Activity: Every record below must be retyped exactly, with the pictures left out.

Web page and app entries:
■ ■ ■ ■

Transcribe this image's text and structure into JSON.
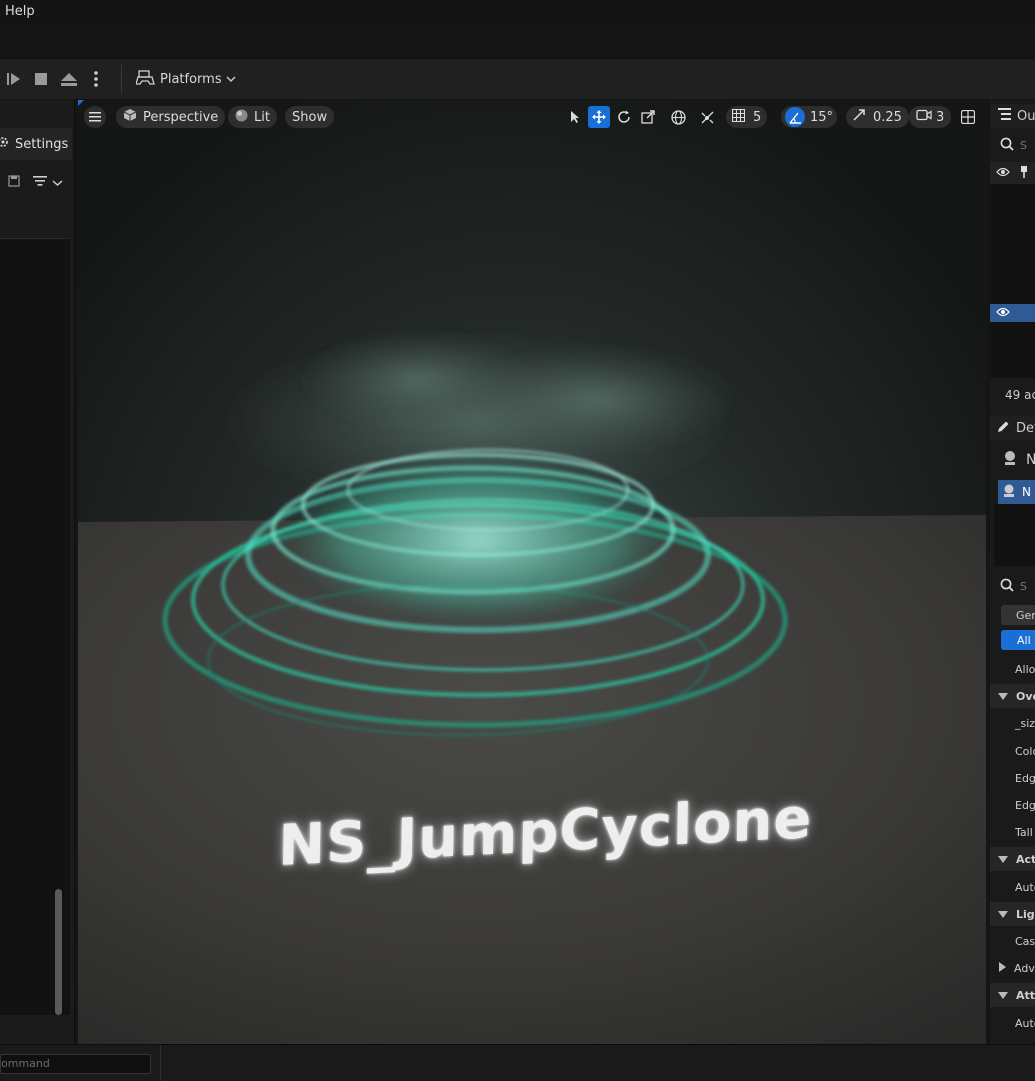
{
  "menubar": {
    "help": "Help"
  },
  "toolbar": {
    "platforms_label": "Platforms"
  },
  "left_panel": {
    "settings_tab": "Settings"
  },
  "viewport": {
    "perspective_label": "Perspective",
    "lit_label": "Lit",
    "show_label": "Show",
    "grid_snap_value": "5",
    "rotation_snap_value": "15°",
    "scale_snap_value": "0.25",
    "camera_speed_value": "3",
    "scene_text": "NS_JumpCyclone"
  },
  "right_panel": {
    "outliner_tab": "Ou",
    "search_placeholder": "S",
    "actor_count": "49 ac",
    "details_tab": "Det",
    "component_root": "N",
    "component_selected": "N",
    "details_search_placeholder": "S",
    "filter_general": "Gen",
    "filter_all": "All",
    "rows": [
      {
        "type": "item",
        "text": "Allov"
      },
      {
        "type": "section",
        "text": "Ove"
      },
      {
        "type": "item",
        "text": "_siz"
      },
      {
        "type": "item",
        "text": "Colo"
      },
      {
        "type": "item",
        "text": "Edge"
      },
      {
        "type": "item",
        "text": "Edge"
      },
      {
        "type": "item",
        "text": "Tall"
      },
      {
        "type": "section",
        "text": "Acti"
      },
      {
        "type": "item",
        "text": "Auto"
      },
      {
        "type": "section",
        "text": "Ligh"
      },
      {
        "type": "item",
        "text": "Cast"
      },
      {
        "type": "collapsed",
        "text": "Adva"
      },
      {
        "type": "section",
        "text": "Atta"
      },
      {
        "type": "item",
        "text": "Auto"
      }
    ]
  },
  "statusbar": {
    "command_placeholder": "ommand"
  },
  "colors": {
    "accent": "#1a6fd6",
    "cyclone": "#3fe0c0",
    "background": "#151515"
  }
}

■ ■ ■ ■

Answer space:
Transcribe this image's text and structure into JSON.
{
  "menubar": {
    "help": "Help"
  },
  "toolbar": {
    "platforms_label": "Platforms"
  },
  "left_panel": {
    "settings_tab": "Settings"
  },
  "viewport": {
    "perspective_label": "Perspective",
    "lit_label": "Lit",
    "show_label": "Show",
    "grid_snap_value": "5",
    "rotation_snap_value": "15°",
    "scale_snap_value": "0.25",
    "camera_speed_value": "3",
    "scene_text": "NS_JumpCyclone"
  },
  "right_panel": {
    "outliner_tab": "Ou",
    "search_placeholder": "S",
    "actor_count": "49 ac",
    "details_tab": "Det",
    "component_root": "N",
    "component_selected": "N",
    "details_search_placeholder": "S",
    "filter_general": "Gen",
    "filter_all": "All",
    "rows": [
      {
        "type": "item",
        "text": "Allov"
      },
      {
        "type": "section",
        "text": "Ove"
      },
      {
        "type": "item",
        "text": "_siz"
      },
      {
        "type": "item",
        "text": "Colo"
      },
      {
        "type": "item",
        "text": "Edge"
      },
      {
        "type": "item",
        "text": "Edge"
      },
      {
        "type": "item",
        "text": "Tall"
      },
      {
        "type": "section",
        "text": "Acti"
      },
      {
        "type": "item",
        "text": "Auto"
      },
      {
        "type": "section",
        "text": "Ligh"
      },
      {
        "type": "item",
        "text": "Cast"
      },
      {
        "type": "collapsed",
        "text": "Adva"
      },
      {
        "type": "section",
        "text": "Atta"
      },
      {
        "type": "item",
        "text": "Auto"
      }
    ]
  },
  "statusbar": {
    "command_placeholder": "ommand"
  },
  "colors": {
    "accent": "#1a6fd6",
    "cyclone": "#3fe0c0",
    "background": "#151515"
  }
}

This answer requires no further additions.